Can I run multiple copies of PCIeTest at the same time?
Can I run multiple cards at the same time?
Does the Molex/SATA power always have to be connected?
Can I run PCIeTest at the same time as BurnInTest?
Is the PCIe Test Card hot-pluggable?
What type of PCIe data transfer type does the PCIe Test card use?
The red Error LED goes on. What does this mean?
What maximum speed should I expect from my PCIe slot?
PCIe Gen2.0 is normally quoted as 5Gbps per lane. Data rates will never reach these speeds on a real device because some signaling bandwidth is used by 8b/10b bit encoding, TLP, DLLP and PLP overhead.
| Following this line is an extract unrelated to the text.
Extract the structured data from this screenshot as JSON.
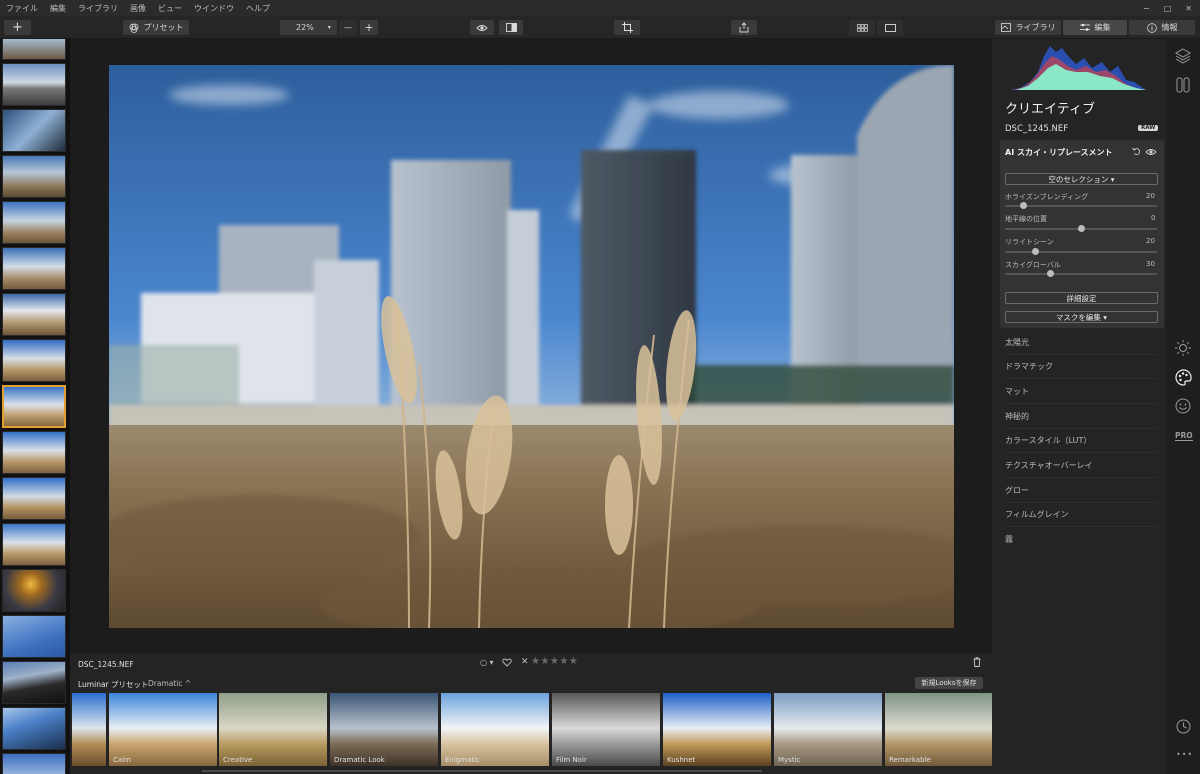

On a correctly functioning PC with a single PCIe device connected, you should typically see measured maximum speed results in the order of approximately:
*The PCIe Test Card has a maximum bandwidth of 1325 MBps, so the card cannot benchmark up to the PCIe Gen 2.0 maximum theoretical x4 bandwidth of ~1850 MBps.
Is there an Application Programming Interface available?
Is the firmware on the PCIe Test Card upgradeable?
Does PCIe Test card detect low-level errors in communication?
Yes, When running loopback test, PCIe Test application reports following low-level errors:
|Name of Error||Classification & severity||Layer Detected|
|Replay Number Rollover||Correctable||Link|
|Poisoned TLP Received||Uncorrectable - Non Fatal||Transaction|
|ECRC Check Failed||Uncorrectable - Non Fatal||Transaction|
|Unsupported Request||Uncorrectable - Non Fatal||Transaction|
|Completion Time-out||Uncorrectable - Non Fatal||Transaction|
|Completion Abort||Uncorrectable - Non Fatal||Transaction|
|Unexpected Completion||Uncorrectable - Non Fatal||Transaction|
|Training Error||Uncorrectable - Fatal||Physical|
|DLL Protocol Error||Uncorrectable - Fatal||Link|
|Receiver Overflow||Uncorrectable - Fatal||Transaction|
|Flow Control Protocol Error||Uncorrectable - Fatal||Transaction|
|Malformed TLP||Uncorrectable - Fatal||Transaction|
Based on severity, PCIe errors reported by application are categorized as below: